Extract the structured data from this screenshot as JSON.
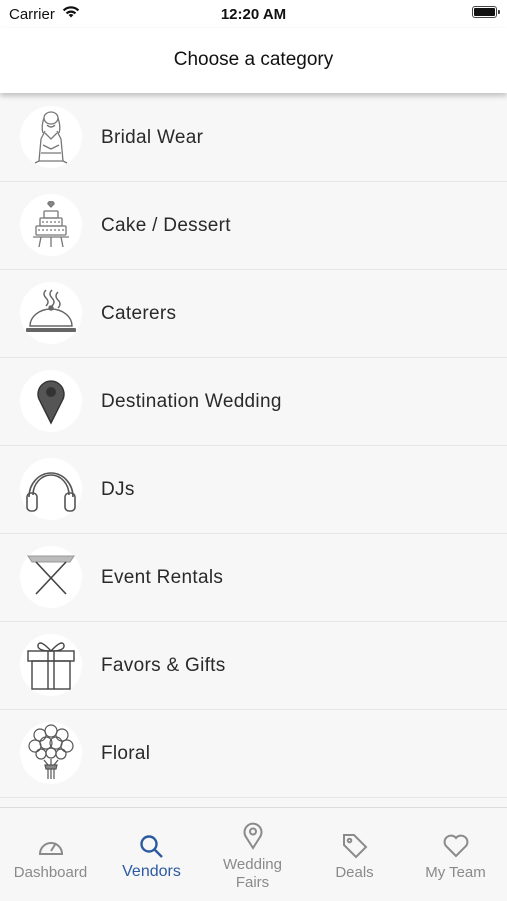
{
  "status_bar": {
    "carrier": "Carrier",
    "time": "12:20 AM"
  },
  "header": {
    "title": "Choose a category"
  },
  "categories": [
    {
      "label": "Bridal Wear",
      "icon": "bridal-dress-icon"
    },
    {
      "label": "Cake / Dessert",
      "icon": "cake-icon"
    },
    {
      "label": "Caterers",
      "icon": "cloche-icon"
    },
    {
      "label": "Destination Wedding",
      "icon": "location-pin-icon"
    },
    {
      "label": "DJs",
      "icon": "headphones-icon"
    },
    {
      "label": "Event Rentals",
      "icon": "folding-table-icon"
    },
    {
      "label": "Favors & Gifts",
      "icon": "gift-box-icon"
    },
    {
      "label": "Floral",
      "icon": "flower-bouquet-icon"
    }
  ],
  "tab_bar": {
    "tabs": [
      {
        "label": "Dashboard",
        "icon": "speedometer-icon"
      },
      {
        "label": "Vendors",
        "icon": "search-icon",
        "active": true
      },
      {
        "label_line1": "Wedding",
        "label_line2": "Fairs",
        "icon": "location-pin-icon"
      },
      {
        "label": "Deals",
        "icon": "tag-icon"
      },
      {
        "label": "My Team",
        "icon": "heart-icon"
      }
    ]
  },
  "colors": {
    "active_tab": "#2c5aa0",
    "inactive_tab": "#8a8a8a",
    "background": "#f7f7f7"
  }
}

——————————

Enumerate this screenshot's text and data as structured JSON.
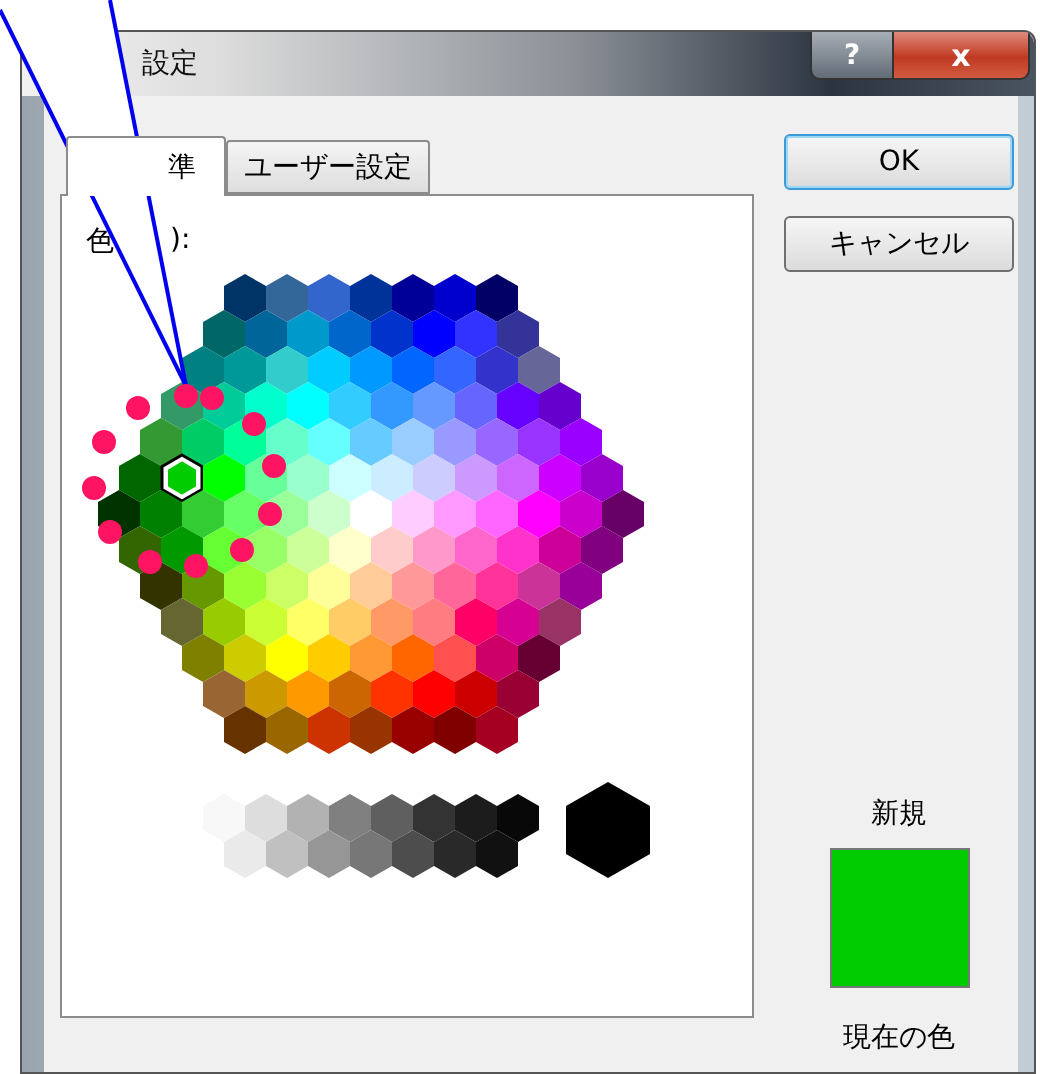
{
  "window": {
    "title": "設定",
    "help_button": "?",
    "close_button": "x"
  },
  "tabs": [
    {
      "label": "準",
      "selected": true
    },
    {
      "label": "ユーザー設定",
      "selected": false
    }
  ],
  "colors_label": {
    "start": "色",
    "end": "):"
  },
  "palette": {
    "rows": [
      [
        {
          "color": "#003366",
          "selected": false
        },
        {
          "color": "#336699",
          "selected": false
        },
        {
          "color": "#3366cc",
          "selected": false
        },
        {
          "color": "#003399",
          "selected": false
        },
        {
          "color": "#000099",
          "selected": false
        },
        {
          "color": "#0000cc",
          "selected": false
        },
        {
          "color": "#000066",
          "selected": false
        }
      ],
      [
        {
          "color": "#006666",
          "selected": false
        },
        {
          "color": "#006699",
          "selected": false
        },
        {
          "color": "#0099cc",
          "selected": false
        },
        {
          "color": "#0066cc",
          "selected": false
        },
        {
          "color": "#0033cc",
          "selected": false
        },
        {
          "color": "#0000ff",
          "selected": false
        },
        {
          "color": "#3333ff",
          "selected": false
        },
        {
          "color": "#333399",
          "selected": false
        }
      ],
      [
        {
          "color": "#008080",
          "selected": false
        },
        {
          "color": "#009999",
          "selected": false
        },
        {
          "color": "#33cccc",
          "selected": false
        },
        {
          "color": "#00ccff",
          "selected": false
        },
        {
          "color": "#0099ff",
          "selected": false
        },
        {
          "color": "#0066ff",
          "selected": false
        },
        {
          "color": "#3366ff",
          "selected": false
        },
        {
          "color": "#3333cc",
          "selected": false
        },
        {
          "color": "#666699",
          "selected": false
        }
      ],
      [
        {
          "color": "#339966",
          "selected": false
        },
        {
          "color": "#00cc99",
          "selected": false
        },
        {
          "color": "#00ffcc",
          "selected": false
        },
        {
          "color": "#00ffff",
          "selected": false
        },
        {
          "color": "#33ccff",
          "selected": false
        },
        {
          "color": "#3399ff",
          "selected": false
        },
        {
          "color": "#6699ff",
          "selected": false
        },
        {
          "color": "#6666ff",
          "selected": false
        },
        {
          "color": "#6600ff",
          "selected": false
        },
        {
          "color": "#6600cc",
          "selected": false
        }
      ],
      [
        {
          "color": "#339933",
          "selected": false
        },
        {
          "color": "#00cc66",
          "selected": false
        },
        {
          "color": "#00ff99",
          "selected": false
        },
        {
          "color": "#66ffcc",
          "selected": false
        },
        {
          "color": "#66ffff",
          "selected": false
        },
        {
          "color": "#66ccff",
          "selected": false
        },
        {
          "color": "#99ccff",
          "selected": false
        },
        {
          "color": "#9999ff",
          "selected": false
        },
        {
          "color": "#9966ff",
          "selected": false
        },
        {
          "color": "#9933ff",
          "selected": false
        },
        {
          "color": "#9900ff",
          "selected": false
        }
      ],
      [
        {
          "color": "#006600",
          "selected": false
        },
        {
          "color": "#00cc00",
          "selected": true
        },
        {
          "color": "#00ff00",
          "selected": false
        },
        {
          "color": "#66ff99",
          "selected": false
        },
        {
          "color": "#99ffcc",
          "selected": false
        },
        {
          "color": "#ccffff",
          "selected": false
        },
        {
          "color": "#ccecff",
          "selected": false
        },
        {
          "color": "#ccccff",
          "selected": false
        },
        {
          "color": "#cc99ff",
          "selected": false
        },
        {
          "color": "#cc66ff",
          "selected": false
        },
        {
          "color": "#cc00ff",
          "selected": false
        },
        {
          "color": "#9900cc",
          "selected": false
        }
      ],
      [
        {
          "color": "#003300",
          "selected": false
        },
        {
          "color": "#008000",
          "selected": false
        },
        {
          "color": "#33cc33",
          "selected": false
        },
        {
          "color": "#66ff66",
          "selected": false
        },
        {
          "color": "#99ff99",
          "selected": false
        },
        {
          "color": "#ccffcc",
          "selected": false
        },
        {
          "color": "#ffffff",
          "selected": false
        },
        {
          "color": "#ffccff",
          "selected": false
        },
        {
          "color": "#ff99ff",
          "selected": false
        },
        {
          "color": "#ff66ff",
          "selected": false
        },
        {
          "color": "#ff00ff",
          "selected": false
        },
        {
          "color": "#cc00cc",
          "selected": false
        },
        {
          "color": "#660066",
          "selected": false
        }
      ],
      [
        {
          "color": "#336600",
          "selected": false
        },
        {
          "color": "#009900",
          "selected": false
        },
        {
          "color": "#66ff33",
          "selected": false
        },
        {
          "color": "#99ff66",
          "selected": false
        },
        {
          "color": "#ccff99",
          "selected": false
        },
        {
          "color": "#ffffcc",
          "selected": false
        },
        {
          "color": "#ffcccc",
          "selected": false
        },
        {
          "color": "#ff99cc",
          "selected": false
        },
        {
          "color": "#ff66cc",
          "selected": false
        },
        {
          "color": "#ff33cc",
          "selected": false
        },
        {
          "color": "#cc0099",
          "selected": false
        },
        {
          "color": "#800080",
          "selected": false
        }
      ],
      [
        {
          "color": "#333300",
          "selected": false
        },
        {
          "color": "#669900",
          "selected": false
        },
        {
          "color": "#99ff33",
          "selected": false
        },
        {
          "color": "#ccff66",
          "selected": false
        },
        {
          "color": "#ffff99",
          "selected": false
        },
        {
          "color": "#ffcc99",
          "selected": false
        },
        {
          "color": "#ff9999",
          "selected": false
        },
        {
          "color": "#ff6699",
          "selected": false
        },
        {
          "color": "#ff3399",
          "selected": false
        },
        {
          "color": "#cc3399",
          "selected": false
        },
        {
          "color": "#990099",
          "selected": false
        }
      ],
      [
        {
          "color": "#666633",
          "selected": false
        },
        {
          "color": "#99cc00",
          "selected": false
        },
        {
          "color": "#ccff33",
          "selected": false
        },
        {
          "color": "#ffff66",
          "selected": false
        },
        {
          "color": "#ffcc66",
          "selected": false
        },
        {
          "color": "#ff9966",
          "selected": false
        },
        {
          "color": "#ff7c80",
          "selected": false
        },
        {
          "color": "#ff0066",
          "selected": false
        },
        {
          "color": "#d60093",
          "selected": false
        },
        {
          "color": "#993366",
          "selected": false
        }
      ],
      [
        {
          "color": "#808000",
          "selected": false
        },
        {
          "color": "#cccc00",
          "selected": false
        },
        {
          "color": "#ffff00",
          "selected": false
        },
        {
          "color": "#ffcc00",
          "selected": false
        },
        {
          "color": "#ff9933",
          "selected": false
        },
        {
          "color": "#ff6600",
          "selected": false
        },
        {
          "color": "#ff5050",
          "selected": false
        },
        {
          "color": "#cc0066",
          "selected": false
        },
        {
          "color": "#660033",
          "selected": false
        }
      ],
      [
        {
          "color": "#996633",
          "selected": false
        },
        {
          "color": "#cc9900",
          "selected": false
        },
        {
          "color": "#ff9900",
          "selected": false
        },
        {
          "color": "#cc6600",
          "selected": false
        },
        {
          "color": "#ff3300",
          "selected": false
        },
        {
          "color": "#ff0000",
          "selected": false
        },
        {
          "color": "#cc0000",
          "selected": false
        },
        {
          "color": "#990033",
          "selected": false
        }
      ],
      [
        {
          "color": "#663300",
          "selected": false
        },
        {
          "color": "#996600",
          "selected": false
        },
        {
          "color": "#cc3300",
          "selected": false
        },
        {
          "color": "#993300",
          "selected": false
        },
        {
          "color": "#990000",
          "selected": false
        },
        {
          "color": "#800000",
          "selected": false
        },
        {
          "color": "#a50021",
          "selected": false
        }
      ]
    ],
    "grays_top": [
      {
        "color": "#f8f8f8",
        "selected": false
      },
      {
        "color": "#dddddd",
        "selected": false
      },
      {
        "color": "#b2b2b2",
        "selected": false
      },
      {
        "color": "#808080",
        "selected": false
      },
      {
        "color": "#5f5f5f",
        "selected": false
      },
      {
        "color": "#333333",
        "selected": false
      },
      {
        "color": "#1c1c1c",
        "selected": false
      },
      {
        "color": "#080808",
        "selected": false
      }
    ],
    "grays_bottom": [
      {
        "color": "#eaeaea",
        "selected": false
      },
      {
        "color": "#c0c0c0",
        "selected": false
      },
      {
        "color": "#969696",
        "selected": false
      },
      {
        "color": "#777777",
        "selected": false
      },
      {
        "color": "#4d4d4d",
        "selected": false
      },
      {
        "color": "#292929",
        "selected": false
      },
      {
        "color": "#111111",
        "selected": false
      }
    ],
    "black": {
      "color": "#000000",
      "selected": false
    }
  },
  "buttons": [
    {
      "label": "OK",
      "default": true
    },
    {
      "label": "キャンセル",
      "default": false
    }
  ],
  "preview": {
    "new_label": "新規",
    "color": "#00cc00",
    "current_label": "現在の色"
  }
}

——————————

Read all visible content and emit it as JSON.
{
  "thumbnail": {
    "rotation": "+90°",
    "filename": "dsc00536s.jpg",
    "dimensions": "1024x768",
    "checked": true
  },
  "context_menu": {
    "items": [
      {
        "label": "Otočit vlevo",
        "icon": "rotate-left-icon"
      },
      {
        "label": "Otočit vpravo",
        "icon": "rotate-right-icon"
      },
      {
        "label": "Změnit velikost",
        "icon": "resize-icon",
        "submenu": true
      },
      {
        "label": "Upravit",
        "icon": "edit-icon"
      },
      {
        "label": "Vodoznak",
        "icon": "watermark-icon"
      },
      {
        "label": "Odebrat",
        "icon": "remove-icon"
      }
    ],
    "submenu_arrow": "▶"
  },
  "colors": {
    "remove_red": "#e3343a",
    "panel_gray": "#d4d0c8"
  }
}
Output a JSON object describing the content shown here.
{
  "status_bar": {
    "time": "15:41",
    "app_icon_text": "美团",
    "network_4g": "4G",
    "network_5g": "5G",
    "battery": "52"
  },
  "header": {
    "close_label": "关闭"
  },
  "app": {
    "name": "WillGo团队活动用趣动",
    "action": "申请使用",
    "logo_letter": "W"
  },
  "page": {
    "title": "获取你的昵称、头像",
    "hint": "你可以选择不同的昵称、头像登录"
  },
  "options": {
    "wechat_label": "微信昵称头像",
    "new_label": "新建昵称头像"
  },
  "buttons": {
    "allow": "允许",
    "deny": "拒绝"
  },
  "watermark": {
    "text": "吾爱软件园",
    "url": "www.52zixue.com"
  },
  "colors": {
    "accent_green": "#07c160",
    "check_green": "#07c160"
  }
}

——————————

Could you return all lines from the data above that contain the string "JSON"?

Extract the structured data from this screenshot as JSON.
Enumerate this screenshot's text and data as structured JSON.
Read all visible content and emit it as JSON.
Output a JSON object describing the content shown here.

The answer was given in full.